Segment Start: Provided data

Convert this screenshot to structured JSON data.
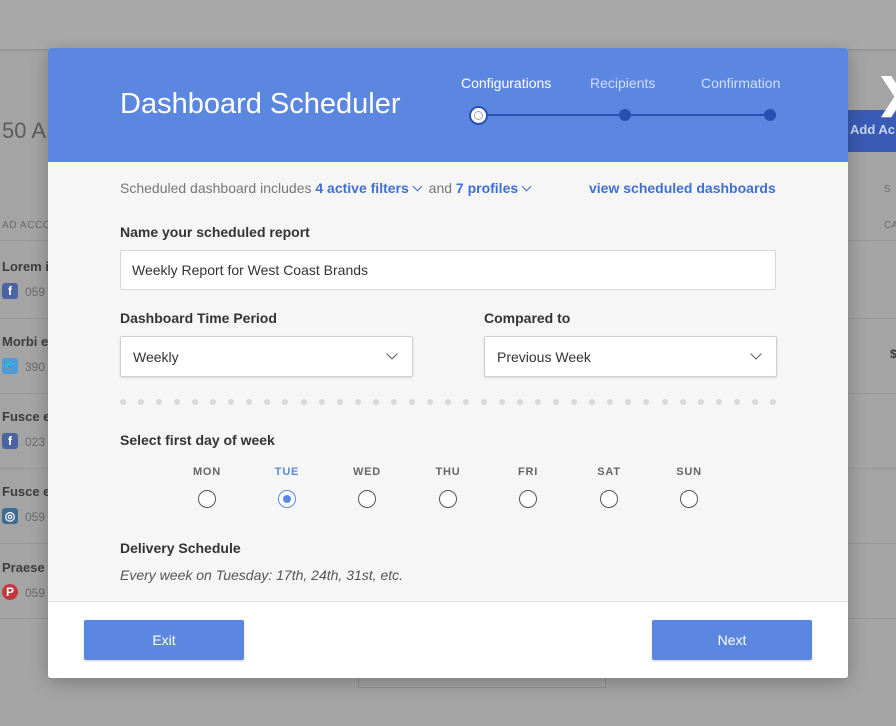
{
  "background": {
    "count_text": "50 A",
    "column_header": "AD ACCO",
    "add_button_label": "Add Ac",
    "close_glyph": "❯",
    "right_labels": [
      "S",
      "CA",
      "$"
    ],
    "rows": [
      {
        "title": "Lorem i",
        "id": "059",
        "network": "facebook",
        "icon_glyph": "f",
        "color": "#4b63a0"
      },
      {
        "title": "Morbi e",
        "id": "390",
        "network": "twitter",
        "icon_glyph": "🐦",
        "color": "#4b9cd8"
      },
      {
        "title": "Fusce e",
        "id": "023",
        "network": "facebook",
        "icon_glyph": "f",
        "color": "#4b63a0"
      },
      {
        "title": "Fusce e",
        "id": "059",
        "network": "instagram",
        "icon_glyph": "◎",
        "color": "#3e6c90"
      },
      {
        "title": "Praese",
        "id": "059",
        "network": "pinterest",
        "icon_glyph": "P",
        "color": "#c2373b"
      }
    ]
  },
  "modal": {
    "title": "Dashboard Scheduler",
    "steps": [
      {
        "label": "Configurations",
        "active": true
      },
      {
        "label": "Recipients",
        "active": false
      },
      {
        "label": "Confirmation",
        "active": false
      }
    ],
    "summary": {
      "prefix": "Scheduled dashboard includes",
      "filters_link": "4 active filters",
      "conjunction": "and",
      "profiles_link": "7 profiles"
    },
    "view_link": "view scheduled dashboards",
    "name_label": "Name your scheduled report",
    "name_value": "Weekly Report for West Coast Brands",
    "time_period_label": "Dashboard Time Period",
    "time_period_value": "Weekly",
    "compared_label": "Compared to",
    "compared_value": "Previous Week",
    "first_day_label": "Select first day of week",
    "days": [
      "MON",
      "TUE",
      "WED",
      "THU",
      "FRI",
      "SAT",
      "SUN"
    ],
    "selected_day": "TUE",
    "delivery_label": "Delivery Schedule",
    "delivery_text": "Every week on Tuesday: 17th, 24th, 31st, etc.",
    "exit_label": "Exit",
    "next_label": "Next"
  },
  "colors": {
    "header_blue": "#5c87e0",
    "step_dark": "#2a4fb3",
    "link_blue": "#3f6fd4",
    "button_blue": "#5c87e0"
  }
}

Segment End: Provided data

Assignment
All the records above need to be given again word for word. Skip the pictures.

Your solution
Convert this screenshot to structured JSON data.
{
  "background": {
    "count_text": "50 A",
    "column_header": "AD ACCO",
    "add_button_label": "Add Ac",
    "close_glyph": "❯",
    "right_labels": [
      "S",
      "CA",
      "$"
    ],
    "rows": [
      {
        "title": "Lorem i",
        "id": "059",
        "network": "facebook",
        "icon_glyph": "f",
        "color": "#4b63a0"
      },
      {
        "title": "Morbi e",
        "id": "390",
        "network": "twitter",
        "icon_glyph": "🐦",
        "color": "#4b9cd8"
      },
      {
        "title": "Fusce e",
        "id": "023",
        "network": "facebook",
        "icon_glyph": "f",
        "color": "#4b63a0"
      },
      {
        "title": "Fusce e",
        "id": "059",
        "network": "instagram",
        "icon_glyph": "◎",
        "color": "#3e6c90"
      },
      {
        "title": "Praese",
        "id": "059",
        "network": "pinterest",
        "icon_glyph": "P",
        "color": "#c2373b"
      }
    ]
  },
  "modal": {
    "title": "Dashboard Scheduler",
    "steps": [
      {
        "label": "Configurations",
        "active": true
      },
      {
        "label": "Recipients",
        "active": false
      },
      {
        "label": "Confirmation",
        "active": false
      }
    ],
    "summary": {
      "prefix": "Scheduled dashboard includes",
      "filters_link": "4 active filters",
      "conjunction": "and",
      "profiles_link": "7 profiles"
    },
    "view_link": "view scheduled dashboards",
    "name_label": "Name your scheduled report",
    "name_value": "Weekly Report for West Coast Brands",
    "time_period_label": "Dashboard Time Period",
    "time_period_value": "Weekly",
    "compared_label": "Compared to",
    "compared_value": "Previous Week",
    "first_day_label": "Select first day of week",
    "days": [
      "MON",
      "TUE",
      "WED",
      "THU",
      "FRI",
      "SAT",
      "SUN"
    ],
    "selected_day": "TUE",
    "delivery_label": "Delivery Schedule",
    "delivery_text": "Every week on Tuesday: 17th, 24th, 31st, etc.",
    "exit_label": "Exit",
    "next_label": "Next"
  },
  "colors": {
    "header_blue": "#5c87e0",
    "step_dark": "#2a4fb3",
    "link_blue": "#3f6fd4",
    "button_blue": "#5c87e0"
  }
}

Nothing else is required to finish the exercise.